How WordPress Roles Allow a Business to Become a Blogging Machine
One of the things businesses ask when considering business blogging is how they can control the content.
Now, writers don’t really like to feel controlled. It can crush creativity and make the writer feel uninspired since their work can be edited and contained, but we’ve talked about working within a framework before and how it’s the perfect environment for creativity and success.
That is how writers and business owners should look at business blogging. The writer has the freedom to work within a framework. They can get creative as long as they stick with the basic concepts and strategies.
But even with this understanding in place the business owner needs to have a way to make sure they can review and edit the posts.
WordPress Roles for Business Blogging
WordPress is the platform we use at Ghost Blog Writers. Many of our clients use WordPress as well. It’s by far the most commonly used platform we see in all of our work. It’s free. It has good support and the community is amazing.
One of the great features with WordPress is Roles and Capabilities.
There are roles for everyone on your business blogging team.
You, the business owner, can be the Administrator. It’s common to designate your IT person as an administrator or editor as well. This allows them to get behind the scenes and change things like plugins, CSS, design and other items that require coding changes. The Administrator can also change settings on the blog. Basically, this role is for the person with the most control.

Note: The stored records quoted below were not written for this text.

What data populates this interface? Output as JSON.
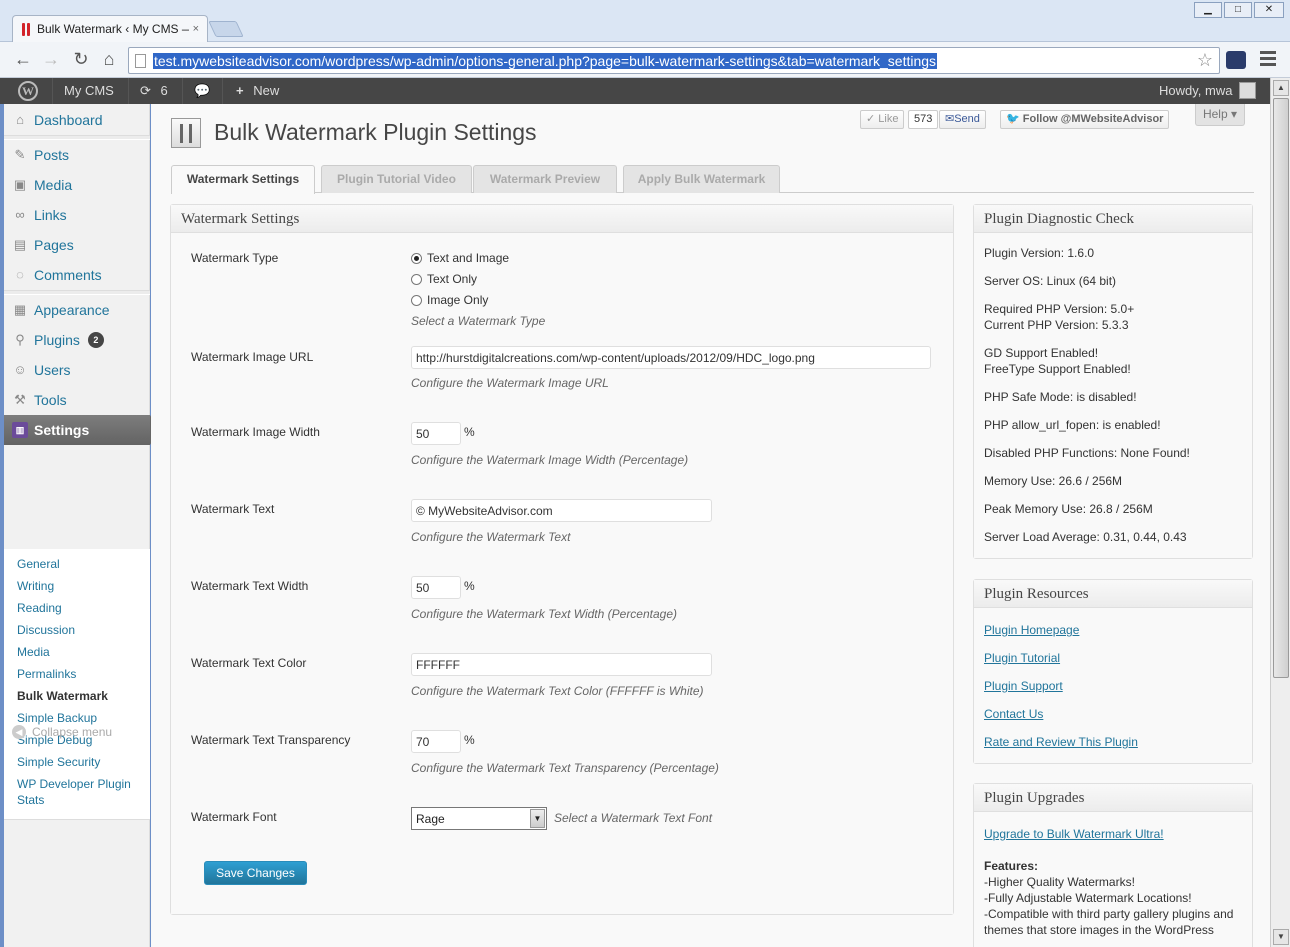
{
  "browser": {
    "tab_title": "Bulk Watermark ‹ My CMS —",
    "tab_close": "×",
    "url": "test.mywebsiteadvisor.com/wordpress/wp-admin/options-general.php?page=bulk-watermark-settings&tab=watermark_settings",
    "window_buttons": [
      "▁",
      "□",
      "✕"
    ]
  },
  "adminbar": {
    "site_name": "My CMS",
    "updates_count": "6",
    "new_label": "New",
    "howdy": "Howdy, mwa"
  },
  "sidebar": {
    "dashboard": "Dashboard",
    "posts": "Posts",
    "media": "Media",
    "links": "Links",
    "pages": "Pages",
    "comments": "Comments",
    "appearance": "Appearance",
    "plugins": "Plugins",
    "plugins_badge": "2",
    "users": "Users",
    "tools": "Tools",
    "settings": "Settings",
    "submenu": [
      "General",
      "Writing",
      "Reading",
      "Discussion",
      "Media",
      "Permalinks",
      "Bulk Watermark",
      "Simple Backup",
      "Simple Debug",
      "Simple Security",
      "WP Developer Plugin Stats"
    ],
    "collapse": "Collapse menu"
  },
  "page": {
    "title": "Bulk Watermark Plugin Settings",
    "like": "Like",
    "like_count": "573",
    "send": "Send",
    "follow": "Follow @MWebsiteAdvisor",
    "help": "Help"
  },
  "tabs": [
    "Watermark Settings",
    "Plugin Tutorial Video",
    "Watermark Preview",
    "Apply Bulk Watermark"
  ],
  "settings": {
    "box_title": "Watermark Settings",
    "type_label": "Watermark Type",
    "type_options": [
      "Text and Image",
      "Text Only",
      "Image Only"
    ],
    "type_selected": 0,
    "type_desc": "Select a Watermark Type",
    "image_url_label": "Watermark Image URL",
    "image_url_value": "http://hurstdigitalcreations.com/wp-content/uploads/2012/09/HDC_logo.png",
    "image_url_desc": "Configure the Watermark Image URL",
    "image_width_label": "Watermark Image Width",
    "image_width_value": "50",
    "image_width_desc": "Configure the Watermark Image Width (Percentage)",
    "text_label": "Watermark Text",
    "text_value": "© MyWebsiteAdvisor.com",
    "text_desc": "Configure the Watermark Text",
    "text_width_label": "Watermark Text Width",
    "text_width_value": "50",
    "text_width_desc": "Configure the Watermark Text Width (Percentage)",
    "text_color_label": "Watermark Text Color",
    "text_color_value": "FFFFFF",
    "text_color_desc": "Configure the Watermark Text Color (FFFFFF is White)",
    "transparency_label": "Watermark Text Transparency",
    "transparency_value": "70",
    "transparency_desc": "Configure the Watermark Text Transparency (Percentage)",
    "font_label": "Watermark Font",
    "font_value": "Rage",
    "font_desc": "Select a Watermark Text Font",
    "percent": "%",
    "save": "Save Changes"
  },
  "diagnostic": {
    "title": "Plugin Diagnostic Check",
    "lines": [
      [
        "Plugin Version: 1.6.0"
      ],
      [
        "Server OS: Linux (64 bit)"
      ],
      [
        "Required PHP Version: 5.0+",
        "Current PHP Version: 5.3.3"
      ],
      [
        "GD Support Enabled!",
        "FreeType Support Enabled!"
      ],
      [
        "PHP Safe Mode: is disabled!"
      ],
      [
        "PHP allow_url_fopen: is enabled!"
      ],
      [
        "Disabled PHP Functions: None Found!"
      ],
      [
        "Memory Use: 26.6 / 256M"
      ],
      [
        "Peak Memory Use: 26.8 / 256M"
      ],
      [
        "Server Load Average: 0.31, 0.44, 0.43"
      ]
    ]
  },
  "resources": {
    "title": "Plugin Resources",
    "links": [
      "Plugin Homepage",
      "Plugin Tutorial",
      "Plugin Support",
      "Contact Us",
      "Rate and Review This Plugin"
    ]
  },
  "upgrades": {
    "title": "Plugin Upgrades",
    "link": "Upgrade to Bulk Watermark Ultra!",
    "features_label": "Features:",
    "features": [
      "-Higher Quality Watermarks!",
      "-Fully Adjustable Watermark Locations!",
      "-Compatible with third party gallery plugins and themes that store images in the WordPress"
    ]
  }
}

This role has always kind of confused me. It seems to take away some of the capabilities of the admin, but the editor can still make changes to posts of their own and those of others. They can also make some minor changes around the site in terms of coding. The Editor role can be for someone like a Social Media Manager that will oversee the blogging process. They can also write posts.
Author is a great role for established bloggers. These folks can write posts and publish/schedule posts. That’s a big difference between an Author and a Contributor. The Author can publish their posts without review. Many of our clients give us the role of Author on their blogs so we can go ahead and schedule posts. Businesses are busy doing all kinds of things these days and until more have full-time editors the Author role is great. If you trust your writing team then giving them capability to be an Author will let them post without interruption. They still won’t have access to the meat and potatoes behind the scenes on the site so you’re protected in that way.
We have had times when clients have asked us to change things like comments and settings. The Author role doesn’t allow for some of those things, but it’s easy to change the role to Admin for a day or so to let someone make a change and then go back to being an Author.
Finally, we have the role of Contributor. This is great for businesses that want to have real editorial control over the writing team. “Control” is a word that can be scary to some, but it’s good to embrace it. We have this role with a few clients. Especially in the early days of a new relationship it’s good for this role to be in place. We understand it and accept it.
The Contributor can write and format a post and submit it for review. It allows the manager to review the post, provide feedback and schedule it for publishing. Getting that feedback is great for writers like us. That allows us to learn and eventually earn the trust to become Authors.
One issue we notice with the role of Contributor is the owner of the blog falls behind in reviewing the posts. One of the reasons businesses hire us in the first place is because they are too busy to manage the blog. They want a blog, but they don’t have the time.
So even though they may want to review they find they don’t have time and soon the blog gets behind and off schedule.
If you think this could be an issue you might have to trust your writers with Author status because getting content on the site is usually more valuable than having a long line of blogs waiting to be approved.
WordPress is a really great tool and Roles is just one example of why WP is a great business blogging solution. It allows site owners to have control over how the blog posts are published. We use it all the time with our clients and it works great. It makes the process easy and efficient.